Even if Marie Antoinette did not in fact say, “Let them eat cake,” the infamous phrase has long gripped the imaginations of both historians and eaters alike, representing both the delusion and decadence of the elite.
On November 29 diners will turn to the rich and delicious history of the fall of empires across the globe. Beginning in the first century CE, the notorious gourmand Apicius will be our guide through the fall of the Roman Republic and the rise of the Roman Empire. Kitab al-Tabiq, the oldest surviving Arabic cookbook, will help us explore the fall of the Umayyad Caliphate through the palates of the eighth century empire. We will join Marie Antoinette on the Flight to Varennes, with an appropriately conspicuous pièce de résistance from classical haute cuisine. Finally, the Romanov’s will bring us into the twentieth century, as we discuss the lasting impact of the Russian Revolution over dessert.
Join us for our final Dinners of the Past in 2018 as we examine how both empire and revolution affect not only our politics but the way we eat.
We cannot accommodate dietary restrictions and allergies. Tickets will go on sale 11/13 at 10 AM.
Victoria is the founder and resident historian of Edible History. She is a former museum educator who has worked at The Metropolitan Museum of Art, The New York Public Library, and The Intrepid Sea, Air and Space Museum. Victoria holds a degree in History from the University of Edinburgh in the United Kingdom and is currently enrolled in the MA Historical Studies program at The New School in New York City. She has led more than 30 Edible History dinners around New York City—in restaurants, urban farms, historical homes, and even a pottery studio.
Jay is Edible History’s Executive Chef, who takes on the challenge of recreating recipes from period manuscripts, quite literally bringing the past to life through dishes that are hundreds of years old. Jay studied Pastry at the French Culinary Institute and has worked at the Michelin 2-star Corton and New York’s legendary WD-50. A veteran of the New York City underground supper club scene, he has had a long interest in historical cuisine. He specializes in a hybrid of modern techniques with classically inspired French cuisine, as well as strong Asian flavor influences.
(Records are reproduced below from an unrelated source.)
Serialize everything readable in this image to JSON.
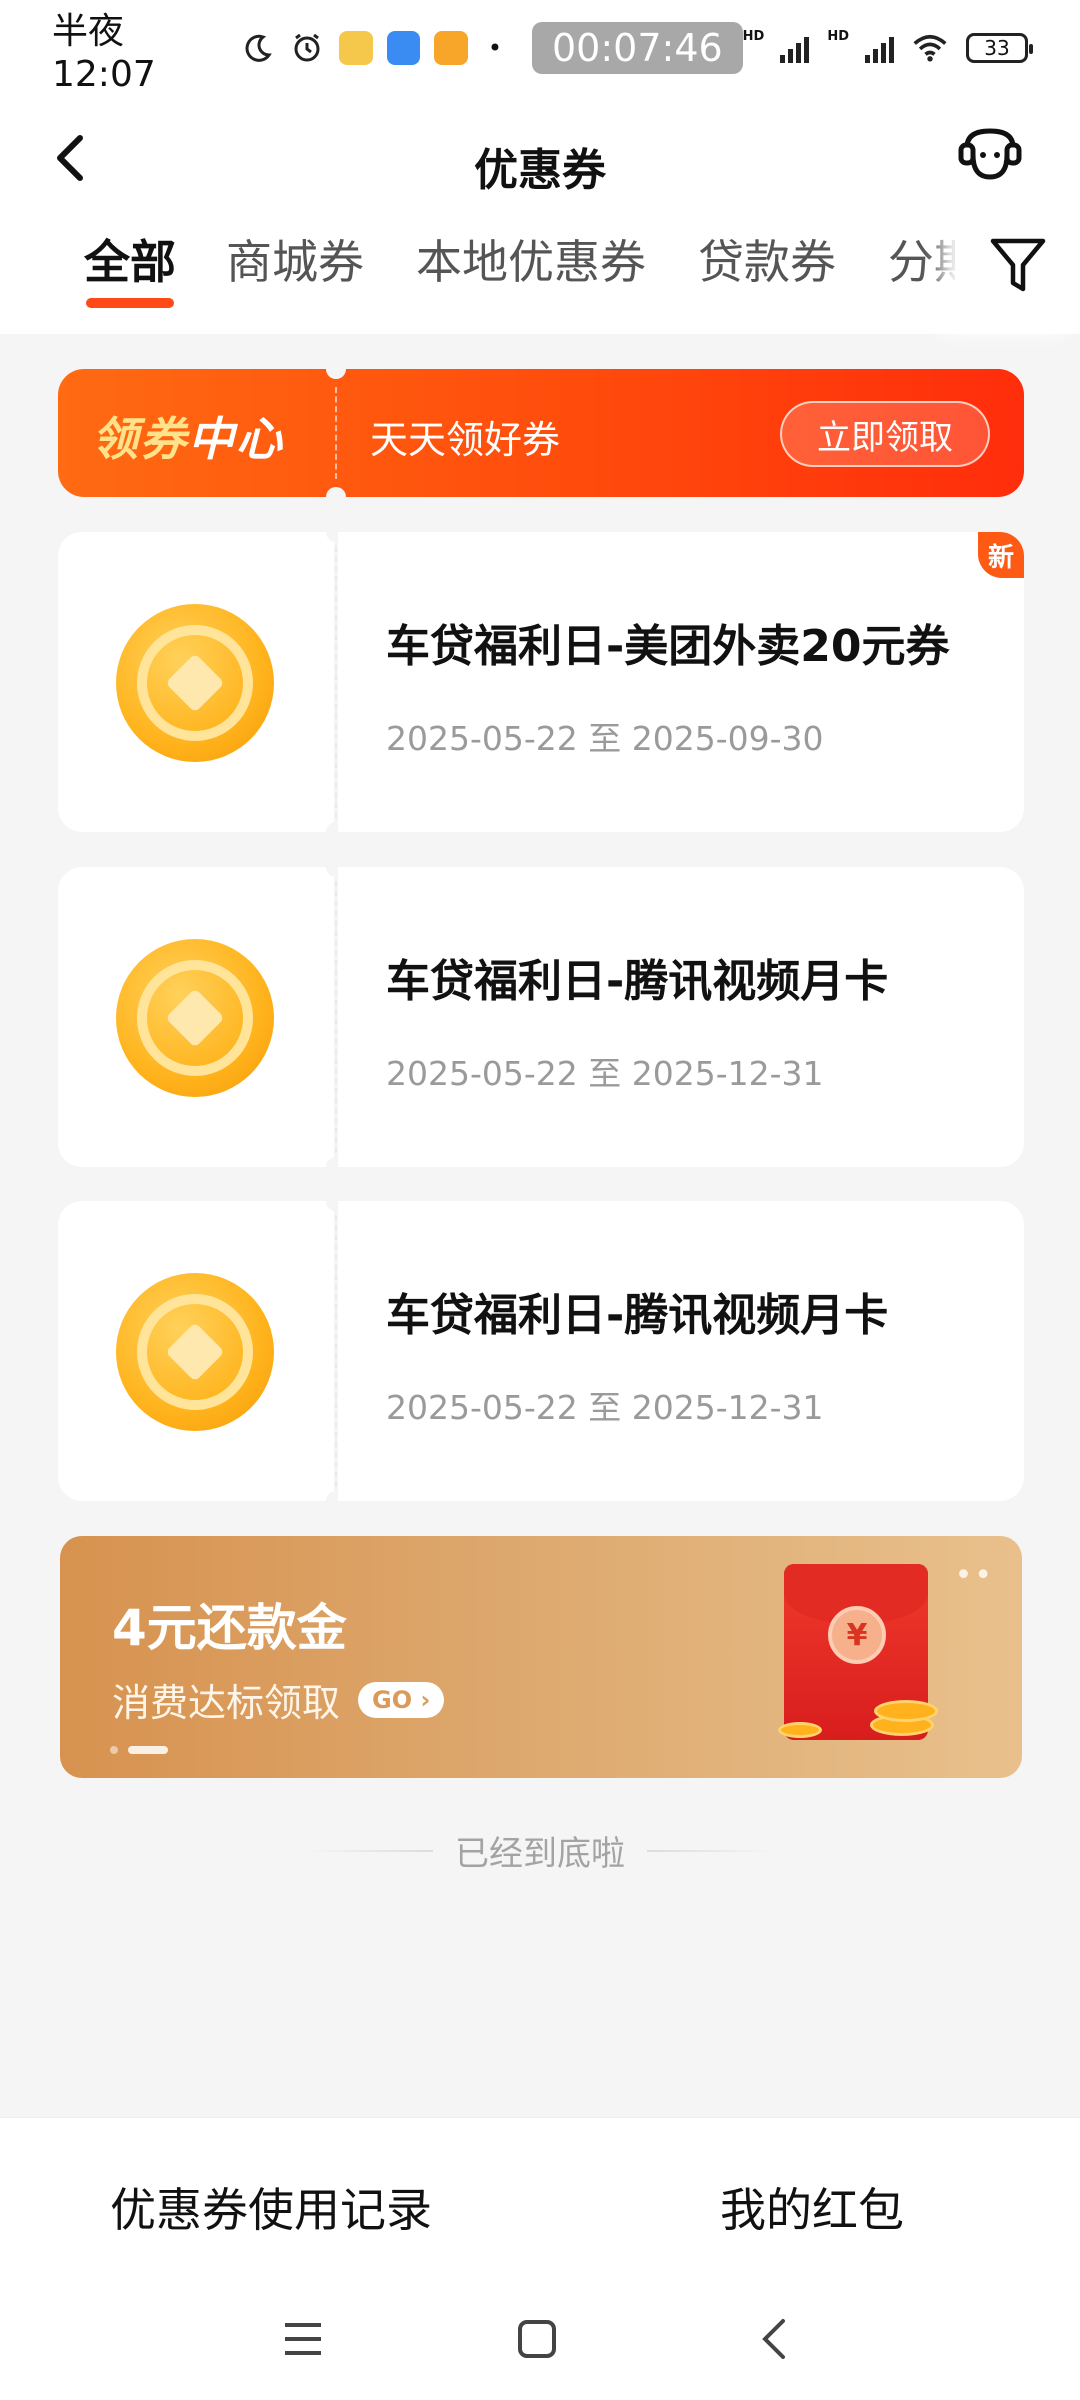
{
  "status_bar": {
    "time": "半夜12:07",
    "timer": "00:07:46",
    "network_label_1": "HD",
    "network_label_2": "HD",
    "battery": "33"
  },
  "header": {
    "title": "优惠券"
  },
  "tabs": [
    {
      "label": "全部",
      "active": true
    },
    {
      "label": "商城券",
      "active": false
    },
    {
      "label": "本地优惠券",
      "active": false
    },
    {
      "label": "贷款券",
      "active": false
    },
    {
      "label": "分期券",
      "active": false
    }
  ],
  "coupon_center": {
    "logo_a": "领券",
    "logo_b": "中心",
    "slogan": "天天领好券",
    "button": "立即领取"
  },
  "coupons": [
    {
      "title": "车贷福利日-美团外卖20元券",
      "date_range": "2025-05-22 至 2025-09-30",
      "badge": "新"
    },
    {
      "title": "车贷福利日-腾讯视频月卡",
      "date_range": "2025-05-22 至 2025-12-31",
      "badge": ""
    },
    {
      "title": "车贷福利日-腾讯视频月卡",
      "date_range": "2025-05-22 至 2025-12-31",
      "badge": ""
    }
  ],
  "repay_banner": {
    "title": "4元还款金",
    "subtitle": "消费达标领取",
    "go": "GO",
    "seal": "¥",
    "more": "••"
  },
  "end_text": "已经到底啦",
  "bottom": {
    "history": "优惠券使用记录",
    "red_packet": "我的红包"
  },
  "colors": {
    "accent": "#ff4a17",
    "coin": "#ffb31c",
    "repay_banner": "#d7924f"
  }
}
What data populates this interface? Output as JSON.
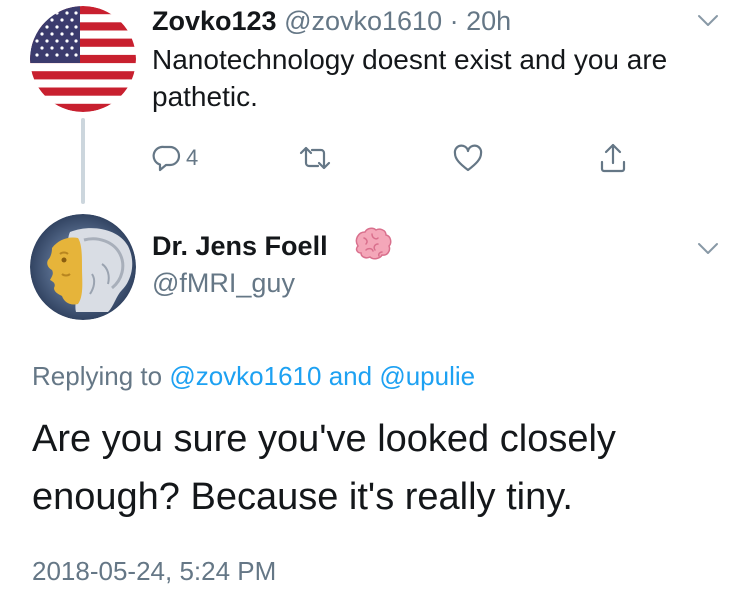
{
  "tweet1": {
    "display_name": "Zovko123",
    "handle": "@zovko1610",
    "separator": "·",
    "time": "20h",
    "text": "Nanotechnology doesnt exist and you are pathetic.",
    "reply_count": "4",
    "avatar": "us-flag-avatar",
    "more_icon": "chevron-down-icon"
  },
  "tweet2": {
    "display_name": "Dr. Jens Foell",
    "name_emoji": "brain-emoji",
    "handle": "@fMRI_guy",
    "replying_prefix": "Replying to",
    "replying_user1": "@zovko1610",
    "replying_and": "and",
    "replying_user2": "@upulie",
    "text": "Are you sure you've looked closely enough? Because it's really tiny.",
    "timestamp": "2018-05-24, 5:24 PM",
    "avatar": "skull-scan-avatar",
    "more_icon": "chevron-down-icon"
  },
  "colors": {
    "text": "#14171a",
    "secondary": "#657786",
    "link": "#1da1f2",
    "thread_line": "#ccd6dd"
  }
}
MOFAD Executive Chef John Hutt is a lifelong chef with a passion and interest in theory, history, science and culture of food. He has opened restaurants, written papers, cooked a lot of food for a lot of people, and travelled the world eating and drinking delicious things. He came to MOFAD from the El Bulli institute in Barcelona, where he was working on the theory and practice of food and cooking.